It’s about to get much easier for mortgage loan originators to switch jobs and continue originating mortgages without any license-related delays.

Under the current rules of the Secure and Fair Enforcement for Mortgage Licensing Act, an LO who moves between states or from a bank to a nonbank is required to wait for a new license before they can begin originating at their new job.

But after a years-long push from the mortgage industry, those rules are about to change.

Later this year, new LO licensing rules will take effect that will allow originators to move from a bank to a nonbank or to a new state and keep originating new mortgages without having to wait for a new license.

The changes to the LO licensing rules were part of the Economic Growth, Regulatory Relief and Consumer Protection Act, which President Donald Trump signed into law last year.

In addition to rolling back many Dodd-Frank Act regulations, the bill also included changes to the LO rules, which the mortgage industry has lobbied several years for.

Beginning Nov. 24, 2019, LOs who change corporate affiliation from a federally insured institution to a nonbank lender, or move across state lines, will be granted “transitional authority” that will allow them originate mortgages while they work to meet the SAFE Act’s licensing and testing requirements.

LOs will then have 120 days to complete the SAFE Act licensing requirements.

As with these types of regulations, the rules are much more complicated than that, but luckily the Nationwide Multistate Licensing System & Registry recently published an “FAQ” that provides answers to many relevant questions about the new rules.

For example: Who is eligible for the temporary licensing authority?

The answer: LOs must be: 1) employed and sponsored through NMLS by a state-licensed mortgage company, and 2) either: A. registered in NMLS as an MLO during the one year preceding the application submission; or B. licensed as an MLO during the 30-day period preceding the date of application.

Compliance provider MQMR also recently published a bulletin on the matter, which sheds additional light on the new LO rules.

From MQMR’s bulletin, which references the NMLS FAQ:

Importantly, the FAQs explain that a MLO will not have to submit a separate application for temporary authority.
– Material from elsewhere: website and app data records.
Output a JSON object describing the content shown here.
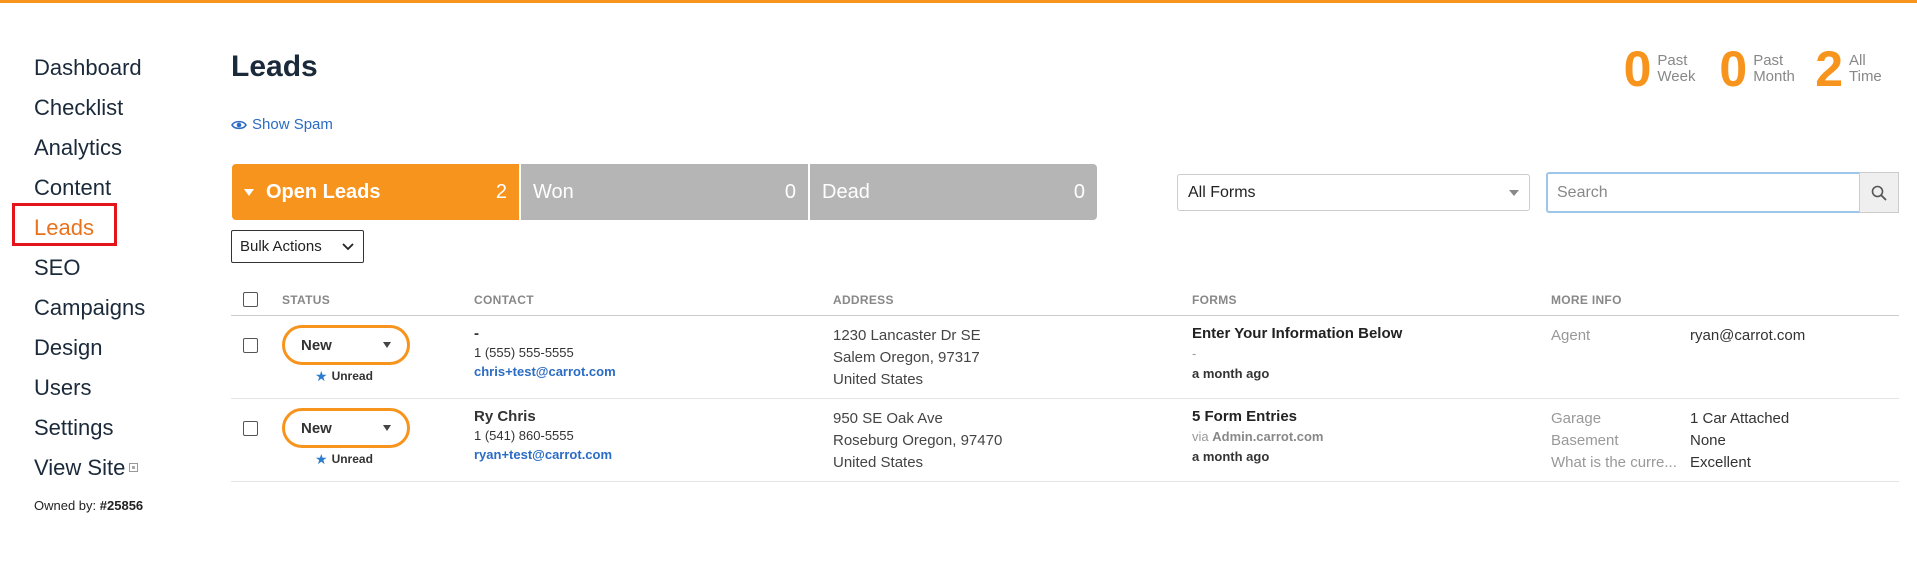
{
  "accent_color": "#f7941d",
  "sidebar": {
    "items": [
      {
        "label": "Dashboard"
      },
      {
        "label": "Checklist"
      },
      {
        "label": "Analytics"
      },
      {
        "label": "Content"
      },
      {
        "label": "Leads",
        "active": true
      },
      {
        "label": "SEO"
      },
      {
        "label": "Campaigns"
      },
      {
        "label": "Design"
      },
      {
        "label": "Users"
      },
      {
        "label": "Settings"
      },
      {
        "label": "View Site",
        "icon": "external-link-icon"
      }
    ],
    "owned_label": "Owned by:",
    "owned_value": "#25856"
  },
  "header": {
    "title": "Leads",
    "show_spam": "Show Spam"
  },
  "stats": [
    {
      "value": "0",
      "label_line1": "Past",
      "label_line2": "Week"
    },
    {
      "value": "0",
      "label_line1": "Past",
      "label_line2": "Month"
    },
    {
      "value": "2",
      "label_line1": "All",
      "label_line2": "Time"
    }
  ],
  "tabs": [
    {
      "label": "Open Leads",
      "count": "2"
    },
    {
      "label": "Won",
      "count": "0"
    },
    {
      "label": "Dead",
      "count": "0"
    }
  ],
  "filters": {
    "forms_selected": "All Forms",
    "search_placeholder": "Search",
    "bulk_actions": "Bulk Actions"
  },
  "table": {
    "headers": {
      "status": "STATUS",
      "contact": "CONTACT",
      "address": "ADDRESS",
      "forms": "FORMS",
      "more_info": "MORE INFO"
    },
    "rows": [
      {
        "status": "New",
        "unread": "Unread",
        "contact_name": "-",
        "contact_phone": "1 (555) 555-5555",
        "contact_email": "chris+test@carrot.com",
        "address_line1": "1230 Lancaster Dr SE",
        "address_line2": "Salem Oregon, 97317",
        "address_line3": "United States",
        "form_title": "Enter Your Information Below",
        "form_sub": "-",
        "form_time": "a month ago",
        "more_info": [
          {
            "key": "Agent",
            "value": "ryan@carrot.com"
          }
        ]
      },
      {
        "status": "New",
        "unread": "Unread",
        "contact_name": "Ry Chris",
        "contact_phone": "1 (541) 860-5555",
        "contact_email": "ryan+test@carrot.com",
        "address_line1": "950 SE Oak Ave",
        "address_line2": "Roseburg Oregon, 97470",
        "address_line3": "United States",
        "form_title": "5 Form Entries",
        "form_sub_prefix": "via",
        "form_sub": "Admin.carrot.com",
        "form_time": "a month ago",
        "more_info": [
          {
            "key": "Garage",
            "value": "1 Car Attached"
          },
          {
            "key": "Basement",
            "value": "None"
          },
          {
            "key": "What is the curre...",
            "value": "Excellent"
          }
        ]
      }
    ]
  }
}
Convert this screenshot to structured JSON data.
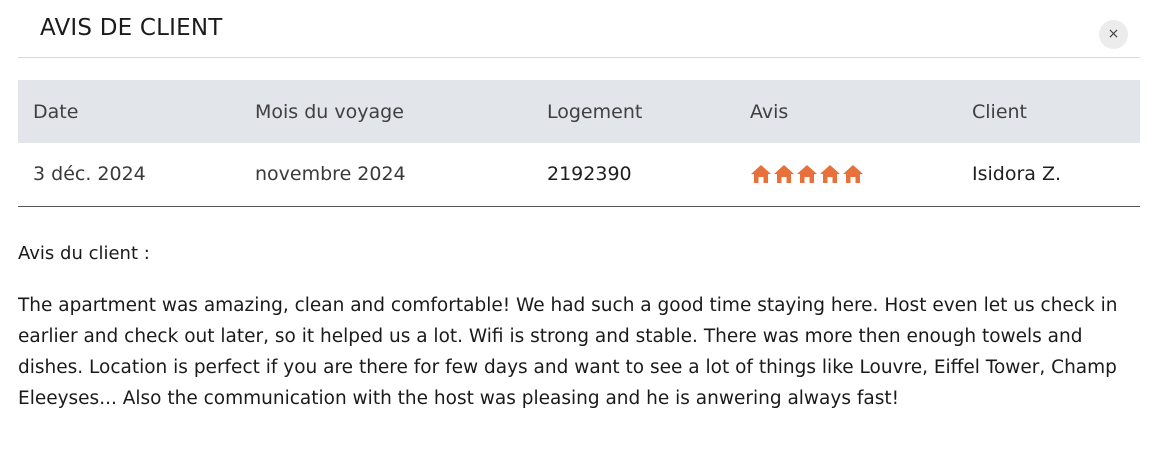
{
  "modal": {
    "title": "AVIS DE CLIENT",
    "close_label": "×"
  },
  "table": {
    "headers": [
      "Date",
      "Mois du voyage",
      "Logement",
      "Avis",
      "Client"
    ],
    "row": {
      "date": "3 déc. 2024",
      "travel_month": "novembre 2024",
      "lodging": "2192390",
      "rating": 5,
      "rating_max": 5,
      "client": "Isidora Z."
    }
  },
  "rating_icon": "house-icon",
  "accent_color": "#e8703a",
  "review": {
    "label": "Avis du client :",
    "text": "The apartment was amazing, clean and comfortable! We had such a good time staying here. Host even let us check in earlier and check out later, so it helped us a lot. Wifi is strong and stable. There was more then enough towels and dishes. Location is perfect if you are there for few days and want to see a lot of things like Louvre, Eiffel Tower, Champ Eleeyses... Also the communication with the host was pleasing and he is anwering always fast!"
  }
}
Rather, an MLO applies for a MLO license through NMLS and, if eligible, will automatically receive temporary authority as the applicable state processes the license application. NMLS will be programmed to check certain eligibility requirements, such as criminal history and whether an applicant has had an MLO license application denied, revoked, or suspended. Before a licensing decision is made by the applicable state, an individual with temporary authority will show as being “authorized to conduct business” in the state – the actual license status will not be updated until the state makes a decision with regard to the license application.

An individual with temporary authority may originate loans as if he/she possesses a license in that state. The individual and the loans originated by that individual will be subject to the same rules and regulations as applicable to a licensed MLO.

One important piece of these new rules to note is that lenders “must monitor” the status of their LOs’ licensing status and temporary authority to originate. If an LO’s application is denied, the lender “must reassign any active loans in the pipeline originated by that MLO to a licensed MLO in that state.”

Additionally, if the lender “knew or should have known” of a “disqualifying event” that would cause the LO’s application to be denied, the lender may face enforcement action from their state.

For the full FAQ on the new LO licensing rules from the NMLS, click here.

Source: Loan originator licensing rules are about to change: Here’s what you need to know | 2019-04-09 | HousingWire